Among the entries below, find the lines with the word "phone" and return them.

Items from an interface collection
******************************
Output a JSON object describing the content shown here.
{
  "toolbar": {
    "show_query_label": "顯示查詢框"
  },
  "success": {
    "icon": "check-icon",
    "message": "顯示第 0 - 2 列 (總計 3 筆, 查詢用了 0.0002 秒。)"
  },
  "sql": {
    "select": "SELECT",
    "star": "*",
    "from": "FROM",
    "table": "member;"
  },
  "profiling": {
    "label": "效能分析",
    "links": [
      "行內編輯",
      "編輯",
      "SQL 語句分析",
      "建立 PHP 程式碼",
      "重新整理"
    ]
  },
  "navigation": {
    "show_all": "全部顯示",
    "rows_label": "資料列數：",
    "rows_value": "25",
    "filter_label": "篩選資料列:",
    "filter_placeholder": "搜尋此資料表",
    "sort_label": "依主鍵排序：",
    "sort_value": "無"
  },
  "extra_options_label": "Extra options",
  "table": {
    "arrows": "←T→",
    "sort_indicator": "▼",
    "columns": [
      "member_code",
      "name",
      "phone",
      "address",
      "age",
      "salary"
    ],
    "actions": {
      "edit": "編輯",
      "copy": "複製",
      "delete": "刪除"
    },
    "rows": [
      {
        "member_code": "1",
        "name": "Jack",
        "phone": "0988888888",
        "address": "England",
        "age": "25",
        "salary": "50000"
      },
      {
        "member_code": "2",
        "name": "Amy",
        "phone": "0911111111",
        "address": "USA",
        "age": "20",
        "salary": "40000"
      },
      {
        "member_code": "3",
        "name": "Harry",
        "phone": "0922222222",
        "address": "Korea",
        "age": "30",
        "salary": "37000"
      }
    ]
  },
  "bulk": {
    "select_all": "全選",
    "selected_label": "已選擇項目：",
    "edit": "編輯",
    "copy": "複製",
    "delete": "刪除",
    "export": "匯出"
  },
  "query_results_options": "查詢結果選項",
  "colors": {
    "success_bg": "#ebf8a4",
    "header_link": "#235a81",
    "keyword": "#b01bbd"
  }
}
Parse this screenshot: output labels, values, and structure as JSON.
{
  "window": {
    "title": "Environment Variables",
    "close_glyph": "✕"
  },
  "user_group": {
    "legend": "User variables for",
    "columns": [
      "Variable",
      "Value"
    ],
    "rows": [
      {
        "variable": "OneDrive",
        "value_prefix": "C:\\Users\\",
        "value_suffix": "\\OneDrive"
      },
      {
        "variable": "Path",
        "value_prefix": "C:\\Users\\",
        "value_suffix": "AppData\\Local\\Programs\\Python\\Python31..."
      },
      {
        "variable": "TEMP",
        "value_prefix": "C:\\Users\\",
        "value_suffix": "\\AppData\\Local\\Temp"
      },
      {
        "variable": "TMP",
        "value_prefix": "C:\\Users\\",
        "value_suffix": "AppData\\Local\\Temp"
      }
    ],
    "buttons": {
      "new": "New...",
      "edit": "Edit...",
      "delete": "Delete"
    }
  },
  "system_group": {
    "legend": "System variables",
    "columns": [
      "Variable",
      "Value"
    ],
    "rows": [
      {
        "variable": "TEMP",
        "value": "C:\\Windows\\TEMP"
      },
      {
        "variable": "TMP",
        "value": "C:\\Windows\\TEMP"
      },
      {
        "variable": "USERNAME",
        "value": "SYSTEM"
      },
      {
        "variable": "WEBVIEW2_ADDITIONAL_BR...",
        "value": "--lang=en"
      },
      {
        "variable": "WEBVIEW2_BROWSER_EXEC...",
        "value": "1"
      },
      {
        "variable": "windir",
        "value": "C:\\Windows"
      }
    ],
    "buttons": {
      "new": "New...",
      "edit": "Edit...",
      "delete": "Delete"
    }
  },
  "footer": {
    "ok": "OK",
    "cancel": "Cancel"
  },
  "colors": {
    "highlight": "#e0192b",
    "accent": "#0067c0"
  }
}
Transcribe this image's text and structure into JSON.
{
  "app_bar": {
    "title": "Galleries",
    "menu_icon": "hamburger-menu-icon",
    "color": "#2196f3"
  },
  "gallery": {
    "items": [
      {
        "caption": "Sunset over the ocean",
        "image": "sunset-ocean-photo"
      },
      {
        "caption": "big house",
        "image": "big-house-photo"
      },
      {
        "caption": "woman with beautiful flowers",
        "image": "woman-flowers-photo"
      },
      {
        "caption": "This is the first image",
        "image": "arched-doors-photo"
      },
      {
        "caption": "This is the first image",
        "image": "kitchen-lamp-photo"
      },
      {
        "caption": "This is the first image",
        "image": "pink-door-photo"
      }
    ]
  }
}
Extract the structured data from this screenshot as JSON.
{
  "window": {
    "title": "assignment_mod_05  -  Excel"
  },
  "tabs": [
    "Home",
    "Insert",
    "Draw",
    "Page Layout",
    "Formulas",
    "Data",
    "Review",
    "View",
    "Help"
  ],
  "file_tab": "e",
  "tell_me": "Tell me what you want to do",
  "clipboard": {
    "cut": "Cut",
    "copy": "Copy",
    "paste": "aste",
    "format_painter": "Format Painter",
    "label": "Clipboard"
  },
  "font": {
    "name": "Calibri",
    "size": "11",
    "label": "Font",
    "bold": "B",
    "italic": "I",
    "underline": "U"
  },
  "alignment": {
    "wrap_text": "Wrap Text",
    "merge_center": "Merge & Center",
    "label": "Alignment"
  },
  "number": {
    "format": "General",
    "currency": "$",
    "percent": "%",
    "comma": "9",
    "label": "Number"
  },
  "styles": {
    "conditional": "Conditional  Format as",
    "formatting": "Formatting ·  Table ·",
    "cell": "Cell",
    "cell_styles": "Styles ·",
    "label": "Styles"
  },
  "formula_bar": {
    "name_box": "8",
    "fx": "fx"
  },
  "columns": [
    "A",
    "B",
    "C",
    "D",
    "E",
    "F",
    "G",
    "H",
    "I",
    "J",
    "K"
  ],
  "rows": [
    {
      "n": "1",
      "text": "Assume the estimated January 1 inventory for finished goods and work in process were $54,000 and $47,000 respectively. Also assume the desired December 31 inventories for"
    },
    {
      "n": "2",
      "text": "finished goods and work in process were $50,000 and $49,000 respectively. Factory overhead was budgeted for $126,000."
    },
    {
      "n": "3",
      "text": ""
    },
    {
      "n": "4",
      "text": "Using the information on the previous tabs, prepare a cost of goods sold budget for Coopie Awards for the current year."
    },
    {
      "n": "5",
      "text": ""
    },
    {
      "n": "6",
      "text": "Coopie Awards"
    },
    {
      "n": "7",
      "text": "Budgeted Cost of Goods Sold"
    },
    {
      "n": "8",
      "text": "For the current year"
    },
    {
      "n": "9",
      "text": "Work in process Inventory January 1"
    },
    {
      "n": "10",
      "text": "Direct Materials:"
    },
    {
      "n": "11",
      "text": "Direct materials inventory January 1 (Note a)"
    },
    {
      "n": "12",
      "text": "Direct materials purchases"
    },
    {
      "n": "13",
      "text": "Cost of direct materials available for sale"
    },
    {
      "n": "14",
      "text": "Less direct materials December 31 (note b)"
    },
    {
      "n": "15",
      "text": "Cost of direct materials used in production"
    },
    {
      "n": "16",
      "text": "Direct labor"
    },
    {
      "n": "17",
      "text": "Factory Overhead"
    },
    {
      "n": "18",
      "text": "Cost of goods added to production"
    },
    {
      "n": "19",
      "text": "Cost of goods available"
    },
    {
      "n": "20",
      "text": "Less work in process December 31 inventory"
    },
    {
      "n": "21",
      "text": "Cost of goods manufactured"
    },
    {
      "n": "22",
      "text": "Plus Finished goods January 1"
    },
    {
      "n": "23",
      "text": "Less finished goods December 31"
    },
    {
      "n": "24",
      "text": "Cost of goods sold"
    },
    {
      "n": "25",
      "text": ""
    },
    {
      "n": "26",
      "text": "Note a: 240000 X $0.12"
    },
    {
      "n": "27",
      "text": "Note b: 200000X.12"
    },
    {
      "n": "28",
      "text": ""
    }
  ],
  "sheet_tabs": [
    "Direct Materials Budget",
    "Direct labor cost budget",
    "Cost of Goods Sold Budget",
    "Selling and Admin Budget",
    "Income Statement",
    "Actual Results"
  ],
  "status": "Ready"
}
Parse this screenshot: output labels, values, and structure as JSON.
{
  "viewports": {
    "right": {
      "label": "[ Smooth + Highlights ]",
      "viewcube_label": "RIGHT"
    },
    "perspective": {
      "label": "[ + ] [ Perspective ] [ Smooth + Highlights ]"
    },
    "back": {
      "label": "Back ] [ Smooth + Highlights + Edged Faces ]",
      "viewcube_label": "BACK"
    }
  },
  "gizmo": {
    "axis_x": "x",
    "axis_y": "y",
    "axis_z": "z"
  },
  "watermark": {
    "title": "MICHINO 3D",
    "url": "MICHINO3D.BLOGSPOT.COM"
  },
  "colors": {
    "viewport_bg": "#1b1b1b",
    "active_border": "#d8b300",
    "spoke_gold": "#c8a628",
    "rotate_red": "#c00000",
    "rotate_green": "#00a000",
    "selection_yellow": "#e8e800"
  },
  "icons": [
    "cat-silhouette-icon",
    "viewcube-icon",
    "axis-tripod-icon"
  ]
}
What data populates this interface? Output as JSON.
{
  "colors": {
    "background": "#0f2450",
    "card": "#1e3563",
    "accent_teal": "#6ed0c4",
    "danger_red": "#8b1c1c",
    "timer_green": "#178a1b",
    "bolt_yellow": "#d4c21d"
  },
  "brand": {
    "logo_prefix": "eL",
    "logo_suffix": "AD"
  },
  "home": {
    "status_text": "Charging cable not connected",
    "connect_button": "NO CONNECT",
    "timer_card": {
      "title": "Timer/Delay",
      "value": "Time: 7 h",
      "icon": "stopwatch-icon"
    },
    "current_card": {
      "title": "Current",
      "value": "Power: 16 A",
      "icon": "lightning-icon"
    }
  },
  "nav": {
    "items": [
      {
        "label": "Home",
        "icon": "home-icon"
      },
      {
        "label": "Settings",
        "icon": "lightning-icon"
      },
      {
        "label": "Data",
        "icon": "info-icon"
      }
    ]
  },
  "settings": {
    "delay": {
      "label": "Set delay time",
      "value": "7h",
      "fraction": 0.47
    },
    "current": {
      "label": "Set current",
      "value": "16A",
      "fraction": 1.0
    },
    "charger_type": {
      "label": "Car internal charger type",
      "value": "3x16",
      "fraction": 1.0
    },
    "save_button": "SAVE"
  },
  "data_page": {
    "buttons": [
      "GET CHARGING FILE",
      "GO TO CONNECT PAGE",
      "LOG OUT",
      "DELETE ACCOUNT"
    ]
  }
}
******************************
(Your solution):
      "phone",
        "phone": "0988888888",
        "phone": "0911111111",
        "phone": "0922222222",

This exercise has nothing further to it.